Tova McKenzie-Bassant is showing work from a recent series: Perspectives, in which she investigates the multi-layered processes involved in coming to terms with, and understanding, the perpetuality of personal growth, where we are all in states of continuous internal motion, inside bodies and minds made up of shifting layers and unceasing fluidity. Printed onto reflective aluminium, these works, which started life as small collages, invite the participation of the viewer into this contemplation on shifting identity, further complicating the matrix of how we see ourselves, and how we are seen, without final resolution.

Anh Nguyen‘s Echoes of Identity explores the intricate tapestry of historical and cultural influences shaping contemporary Vietnamese identity. This video delves into the rich mosaic of Vietnam’s past, highlighting the diverse cultural threads woven into the fabric of its present. From ancient traditions and colonial impacts to modern globalization, each element contributes to the complex and dynamic understanding of what it means to be Vietnamese today. Echoes of Identity invites you to reflect on the colonial impacts on Vietnam and its role in forming the nation’s evolving identity. 

Divya Sharma‘s work has been deeply influenced by the intricate tapestry of her personal experiences, cultural heritage, and post-colonial identity. She focuses on place-making and reimagining vanished homelands, hidden civilizations, and forgotten peoples. By weaving myths into her ideas of past and future, she seeks peace with her colonial shadow. Migration, a key part of her family’s history even in India, shapes her perspective and stories, reflecting on current political issues. The diasporic experience highlights the interplay between past, present, and future, evoking nostalgia, belonging, and displacement. The work explores alternative spaces, creating imaginary universes that mirror our potential and offer new perspectives on reality, reimagining life in both past and future

A founding member of the Neulinge Collective, Divya has co-curated six shows in the UK and internationally. In 2022-3 she was selected for New Contemporaries and the 17th International Lodz Textile Museum Triennial; she also  participated in NAE Open, CroydonBID, and received ACE funding. She  has been selected for the Wells Contemporary (August 2024). Divya hosts the ARTiculate podcast.

This exhibition is held in association with Culture&’s festival: Time, Space and Empire


Wednesday, May 1st, 2024
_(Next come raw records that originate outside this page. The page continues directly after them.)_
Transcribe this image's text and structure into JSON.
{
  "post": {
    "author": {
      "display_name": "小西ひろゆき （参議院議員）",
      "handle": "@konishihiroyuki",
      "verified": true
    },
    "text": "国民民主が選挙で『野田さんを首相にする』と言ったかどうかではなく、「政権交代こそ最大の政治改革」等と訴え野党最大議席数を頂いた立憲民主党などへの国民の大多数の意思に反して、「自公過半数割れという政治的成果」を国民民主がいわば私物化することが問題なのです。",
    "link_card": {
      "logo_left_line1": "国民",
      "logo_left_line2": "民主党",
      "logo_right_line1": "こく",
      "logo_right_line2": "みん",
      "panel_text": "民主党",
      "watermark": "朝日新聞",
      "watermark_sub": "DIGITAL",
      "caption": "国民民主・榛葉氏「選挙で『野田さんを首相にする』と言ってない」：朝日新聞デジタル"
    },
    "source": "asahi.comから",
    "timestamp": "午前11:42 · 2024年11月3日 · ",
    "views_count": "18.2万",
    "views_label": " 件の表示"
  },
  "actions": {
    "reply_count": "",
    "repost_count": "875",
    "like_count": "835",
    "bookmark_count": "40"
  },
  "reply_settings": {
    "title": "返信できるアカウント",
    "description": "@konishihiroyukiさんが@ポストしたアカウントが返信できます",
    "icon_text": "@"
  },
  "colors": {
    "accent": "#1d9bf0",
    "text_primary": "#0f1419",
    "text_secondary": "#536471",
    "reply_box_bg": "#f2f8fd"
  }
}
London, [18/05/2024] – Javier Galera’s debut solo exhibition, ‘Aquascaping’, presents an intimate portrayal of Shadwell’s local community. Born in Ibiza, Spain, Galera offers a unique perspective, drawing parallels between his Mediterranean roots and the dynamic urban enclave of Shadwell.

Galera’s authentic approach as a documentarian seamlessly integrates him into Shadwell’s society, capturing candid moments that reflect the community’s intimacy and resilience, and raising a comparison of contrast between the artist’s concepts of ‘reefs’ and ‘fishtanks’. Influenced by renowned artists such as Boogie, Martin Parr, Juergen Teller, Nan Goldin, and Larry Clark, Galera’s work delves into underground culture, showcasing the diverse tapestry of Shadwell’s inhabitants.

‘Aquascaping’ invites viewers to immerse themselves in Galera’s world, where photographs merge seamlessly with objects, creating an immersive tableau of urban life. Galera’s vision transcends mere representation, offering viewers a deeper understanding of the community’s coexistence.